Evanston’s Economic Development Committee voted 5-2 Wednesday to support a plan to provide tax breaks to the 1890 Maple high-rise project.
Alderman Melissa Wynne, 3rd Ward, criticized the proposal as a bailout and said it would set a terrible precedent for the city.
Wynne, who has consistently voted against the project on the City Council, said the project is not going forward because the economy is bad.
“Let the market figure out what’s going on,” Wynne said. “I don’t see why we’re trying to prop this project up to essentially create a false market for it.”
But Alderman Lionel Jean-Baptiste, whose 2nd Ward includes the project site, said the city has frequently used sales tax revenue sharing to promote development, most recently for a planned grocery store at Asbury Avenue and Oakton Street.
He conceded that the property tax sharing part of the proposal is new, but said that needs to be evaluated based on the benefit of the project to the city.
Alderman Ann Rainey, 8th Ward, said the vacant office building on the site now generates only $19,000 a year in real estate taxes for the city. “This developer owns the property. He can take that building and knock it down and maybe we’d get $5,000 a year.”
Instead, Rainey said, if the development goes forward, it would generate perhaps $10 million in property taxes for the city and local schools over the next 20 years.
Developer Bob King said the city assistance would be a lot of help in getting a construction loan. But he said at the moment the market is “completely frozen up” and nothing is getting funded.
“We hope things will thaw in the next couple of years,” King said. “If you make the assumption that we’ll never get out of this recession, then probably we’ll never be able to do anything. But my strategy is to get as much lined up as we can, so we can go forward when the market thaws.”
Rainey said, “I’ve supported this project since day one. It’s a fabulous plan and that area just has not had a bounce.”
She said that because the city only has to pay once the development is successfully built and occupied, if it fails “we are out nothing, other than the hope and prayer that this goes forward.”

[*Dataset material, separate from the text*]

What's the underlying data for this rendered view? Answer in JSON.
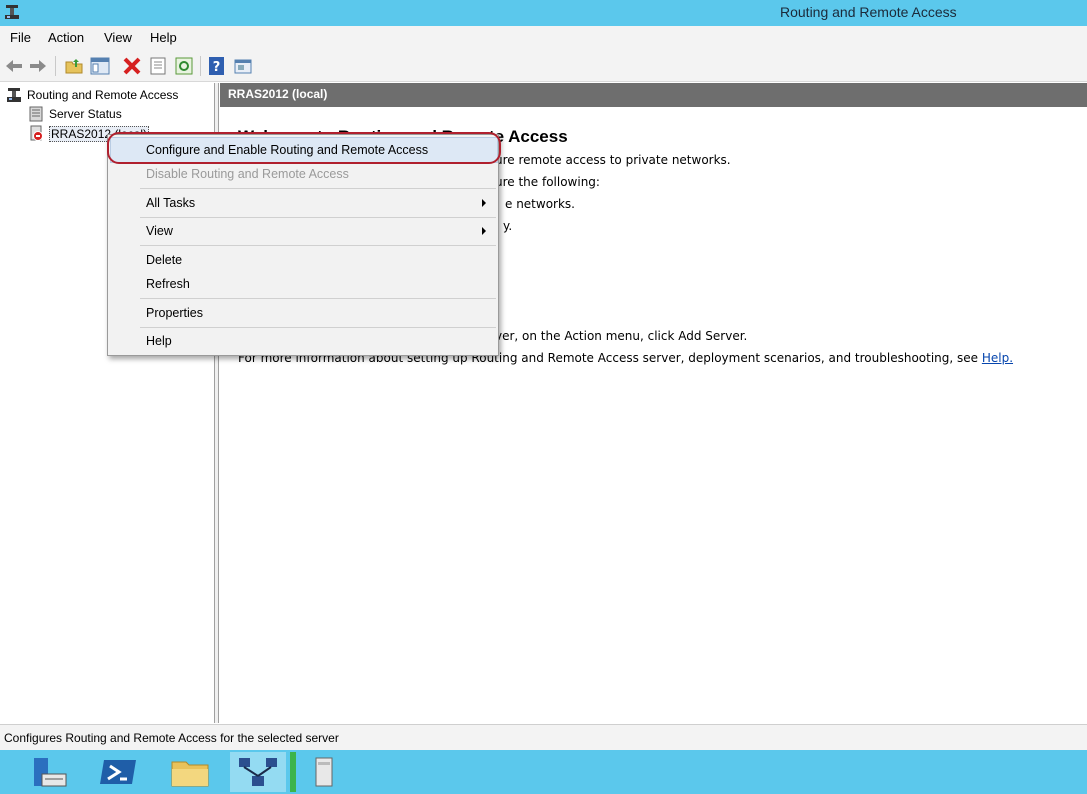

Plan Commission member Seth Freeman said the project is something that would probably be good for Evanston and the neighborhood. “In an environment like we have today, it would be a blessing to get some projects happening in Evanston and move this economy forward,” Freeman said.
But Robert Creamer, chair of the city’s Zoning Board of Appeals, said he agreed with Wynne that the plan would set a bad precedent. He said that in past sales tax sharing agreements the identity of the retailer has always been known. “Right now we’re just sort of hoping to share a piece of pie in the sky,” Creamer said.
The committee agreed to recommend to the City Council that the project upon completion should qualify for two forms of “pay-as-you-go” aid.
One would be a 50 percent rebate of the city share of property tax revenue from the site. That could last for up to 20 years and would be capped at $1.9 million. Property tax revenue to the schools would not be reduced.
The other would be a refund of city sales tax revenue generated by a planned grocery store in the project. It would be based on the discount from market rent the developer had to offer to sign the grocer and could total almost $3 million over its 15-year term.